Users have experienced 27 outages over the past 12 months on Amazon, according to the web tool reviewing website ToolTester.
South Korea’s Ministry of Science and ICT has offered Big Tech some advice on how to make their services suitably resilient, and added an obligation to notify users – in Korean – when they fail.
The guidelines apply to Google, Meta (parent company of Facebook), Netflix, Naver, Kakao and Wavve. All have been told to improve their response to faults by beefing up preemptive error detection and verification systems, and create back up storage systems that enable quick content recovery.
The guidelines offer methods Big Tech can use to measure user loads, then plan accordingly to ensure their services remain available. Uptime requirements are not spelled out.
Big techs is already rather good at resilience. Google literally wrote the book on site reliability engineering.
The guidelines refer to legislation colloquially known as the “Netflix law” which requires major service outages be reported to the Ministry.
That law builds on another enacted in 2020 that made online content service providers responsible for the quality of their streaming services. It was put in place after a number of outages, including one where notifications of the problem were made on the offending company’s social media site – but only in English.
The new regulations follow South Korean telcos’ recent attempts to have platforms that guzzle their bandwidth pay for the privilege. Mobile carrier SK Broadband took legal action in October of this year, demanding Netflix pitch in some cash for the amount of bandwidth that streaming shows – such as Squid Game – consume.
In response, Netflix pointed at its own free content delivery network, Open Connect, which helps carriers to reduce traffic. Netflix then accused SK Broadband of trying to double up on profits by collecting fees from consumers and content providers at the same time.
For the record, Naver and Kakao pay carriers, while Apple TV+ and Disney+ have at the very least given lip service to the idea.
Korea isn’t the only place where telcos have noticed Big Tech taking up more than its fair share of bandwidth. The European Telecommunications Network Operators’ Association (ETNO) published a letter from ten telco CEOs asking that larger platforms “contribute fairly to network costs”. ®
As part of the acquisition, Quill will be shutting down at the end of the week as its team joins the social media company.
Twitter has acquired the messaging platform Quill, seen as a potential competitor to Slack, in order to improve its messaging tools and services.
Quill announced that it will be shutting down at the end of the week as its team joins the social media company to continue its original goal “to make online communication more thoughtful, and more effective, for everyone”.
The purchase of Quill could be linked to Twitter’s new strategy to reduce its reliance on ad revenue and attract paying subscribers.
Twitter’s general manager for core tech, Nick Caldwell, described Quill as a “fresher, more deliberate way to communicate. We’re bringing their experience and creativity to Twitter as we work to make messaging tools like DMs a more useful and expressive way people can have conversations on the service”.

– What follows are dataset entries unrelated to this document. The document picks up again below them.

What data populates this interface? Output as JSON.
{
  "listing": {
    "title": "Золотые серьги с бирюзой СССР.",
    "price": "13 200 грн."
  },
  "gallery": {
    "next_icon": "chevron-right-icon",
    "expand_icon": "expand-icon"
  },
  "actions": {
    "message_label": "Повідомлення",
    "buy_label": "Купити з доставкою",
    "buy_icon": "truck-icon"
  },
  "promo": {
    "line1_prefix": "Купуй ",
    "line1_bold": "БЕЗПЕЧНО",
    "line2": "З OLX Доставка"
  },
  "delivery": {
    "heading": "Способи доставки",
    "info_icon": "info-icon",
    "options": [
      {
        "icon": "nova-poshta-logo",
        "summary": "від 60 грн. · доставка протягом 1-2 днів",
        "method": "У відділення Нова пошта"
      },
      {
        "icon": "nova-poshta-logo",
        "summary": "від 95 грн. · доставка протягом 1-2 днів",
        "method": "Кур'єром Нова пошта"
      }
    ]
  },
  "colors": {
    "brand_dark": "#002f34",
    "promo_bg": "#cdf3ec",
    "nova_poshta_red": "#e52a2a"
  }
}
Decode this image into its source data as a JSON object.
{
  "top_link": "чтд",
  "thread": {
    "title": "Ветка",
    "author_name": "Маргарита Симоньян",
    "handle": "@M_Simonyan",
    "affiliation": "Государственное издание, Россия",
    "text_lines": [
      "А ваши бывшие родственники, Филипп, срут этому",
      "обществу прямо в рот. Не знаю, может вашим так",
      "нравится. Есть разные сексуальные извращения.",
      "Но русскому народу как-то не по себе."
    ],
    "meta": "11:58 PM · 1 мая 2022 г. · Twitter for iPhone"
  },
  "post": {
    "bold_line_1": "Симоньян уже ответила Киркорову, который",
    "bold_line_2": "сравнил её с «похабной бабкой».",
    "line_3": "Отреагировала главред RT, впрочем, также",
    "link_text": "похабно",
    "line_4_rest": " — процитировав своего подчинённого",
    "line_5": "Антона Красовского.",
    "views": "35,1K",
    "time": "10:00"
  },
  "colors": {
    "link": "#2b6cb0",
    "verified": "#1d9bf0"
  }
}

Users of Quill have until 11 December to export their team message history before the servers are fully shut down at 1pm PST (9pm Irish time). The announcement has instructions for users who wish to import their chat history into Slack and states that all active teams will be issued full refunds.
The team thanked its users and said: “We can’t wait to show you what we’ll be working on next.”
Quill was launched in February with the goal to remove the overwhelming aspects of other messaging services and give users a more deliberate and focused form of online chat.
In an online post, Quill creator Ludwig Pettersson said: “We started Quill to increase the quality of human communication. Excited to keep doing just that, at Twitter.”
The company became a potential competitor for Slack, which was bought by Salesforce at the end of 2020 for $27.7bn. The goal of that acquisition was to combine Salesforce’s CRM platform with Slack’s communications tools to create a unified service tailored to digital-led teams around the world.